__Problem__
Look through the listing and report every line that has "subtitle" in it.
= Beginning of Section =
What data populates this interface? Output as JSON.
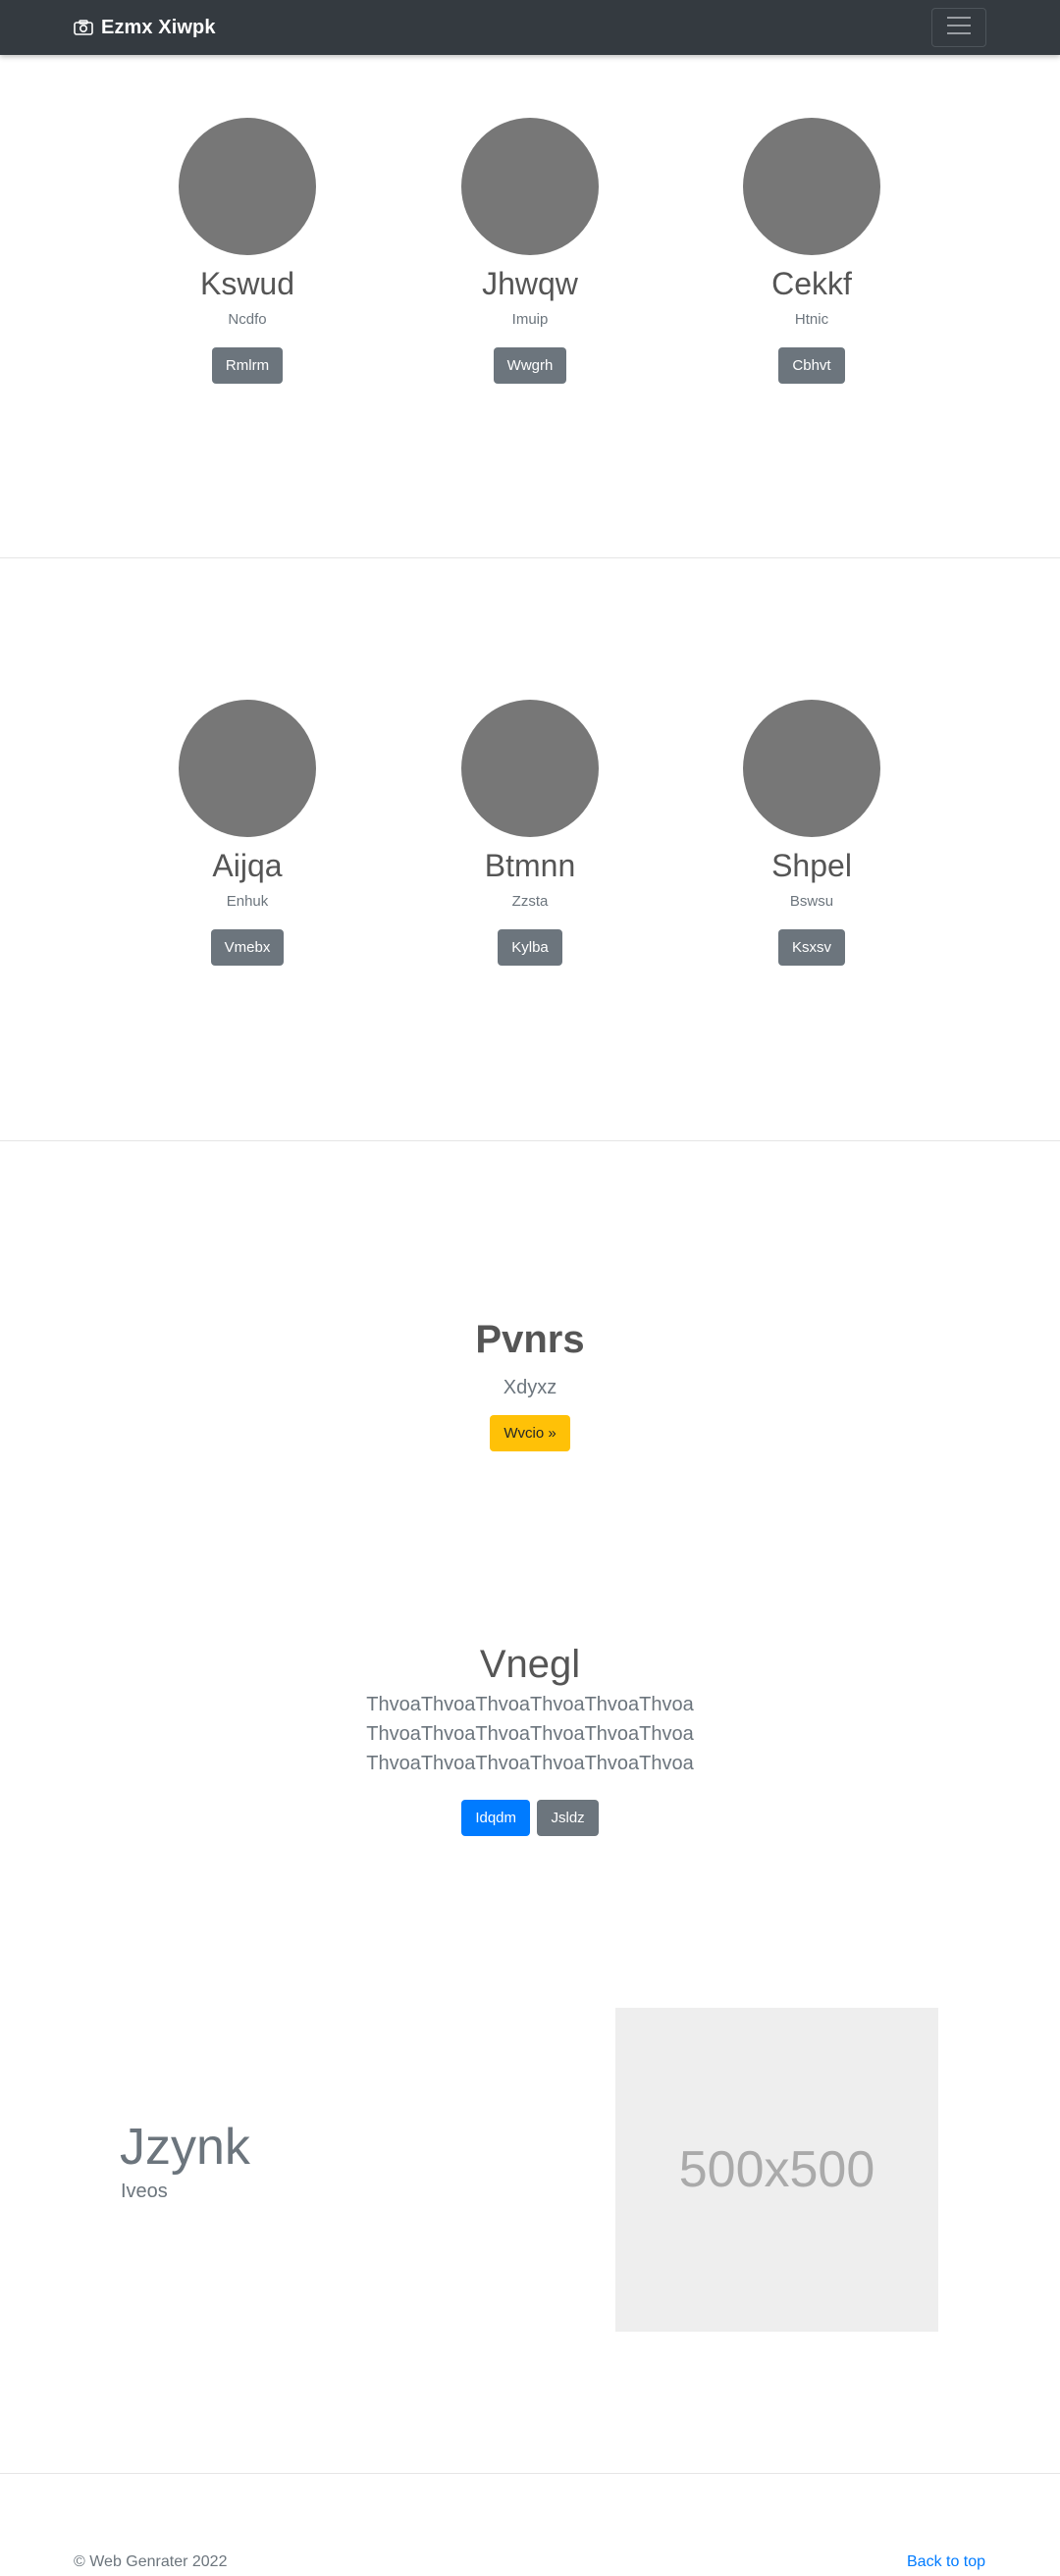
{
  "navbar": {
    "brand": "Ezmx Xiwpk",
    "brand_icon": "camera-icon",
    "toggler_icon": "hamburger-menu-icon"
  },
  "team_row_1": [
    {
      "name": "Kswud",
      "role": "Ncdfo",
      "button": "Rmlrm"
    },
    {
      "name": "Jhwqw",
      "role": "Imuip",
      "button": "Wwgrh"
    },
    {
      "name": "Cekkf",
      "role": "Htnic",
      "button": "Cbhvt"
    }
  ],
  "team_row_2": [
    {
      "name": "Aijqa",
      "role": "Enhuk",
      "button": "Vmebx"
    },
    {
      "name": "Btmnn",
      "role": "Zzsta",
      "button": "Kylba"
    },
    {
      "name": "Shpel",
      "role": "Bswsu",
      "button": "Ksxsv"
    }
  ],
  "callout": {
    "title": "Pvnrs",
    "subtitle": "Xdyxz",
    "button": "Wvcio »"
  },
  "hero": {
    "title": "Vnegl",
    "lines": [
      "ThvoaThvoaThvoaThvoaThvoaThvoa",
      "ThvoaThvoaThvoaThvoaThvoaThvoa",
      "ThvoaThvoaThvoaThvoaThvoaThvoa"
    ],
    "primary_button": "Idqdm",
    "secondary_button": "Jsldz"
  },
  "feature": {
    "title": "Jzynk",
    "subtitle": "Iveos",
    "image_placeholder": "500x500"
  },
  "footer": {
    "copyright": "© Web Genrater 2022",
    "back_to_top": "Back to top"
  },
  "colors": {
    "navbar_bg": "#343a40",
    "avatar": "#777777",
    "secondary": "#6c757d",
    "primary": "#007bff",
    "warning": "#ffc107",
    "placeholder_bg": "#eeeeee"
  }
}
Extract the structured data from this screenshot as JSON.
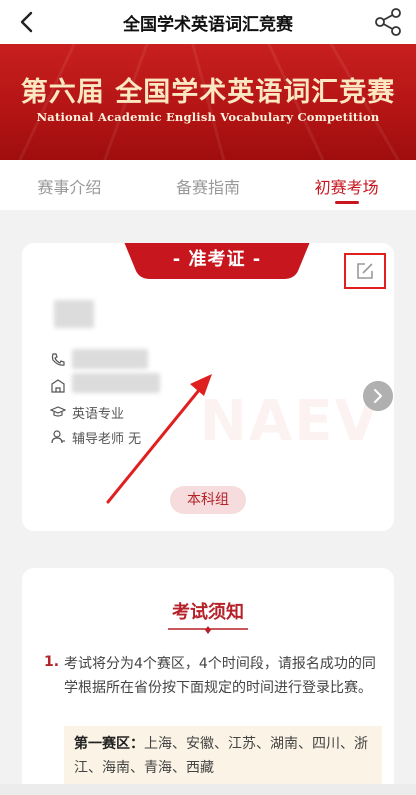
{
  "header": {
    "title": "全国学术英语词汇竞赛"
  },
  "banner": {
    "title": "第六届 全国学术英语词汇竞赛",
    "subtitle": "National Academic English Vocabulary Competition"
  },
  "tabs": [
    {
      "label": "赛事介绍"
    },
    {
      "label": "备赛指南"
    },
    {
      "label": "初赛考场"
    }
  ],
  "ticket": {
    "label": "- 准考证 -",
    "major": "英语专业",
    "advisor": "辅导老师 无",
    "watermark": "NAEV",
    "level": "本科组"
  },
  "notice": {
    "title": "考试须知",
    "item_number": "1.",
    "item_text": "考试将分为4个赛区，4个时间段，请报名成功的同学根据所在省份按下面规定的时间进行登录比赛。",
    "zone_label": "第一赛区：",
    "zone_provinces": "上海、安徽、江苏、湖南、四川、浙江、海南、青海、西藏"
  },
  "colors": {
    "brand_red": "#c7161e",
    "banner_gold": "#fbe7c2",
    "annotation_red": "#e02020"
  }
}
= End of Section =
__Answer box__
    "subtitle": "Xdyxz",
    "subtitle": "Iveos",
    "subtitle": "National Academic English Vocabulary Competition"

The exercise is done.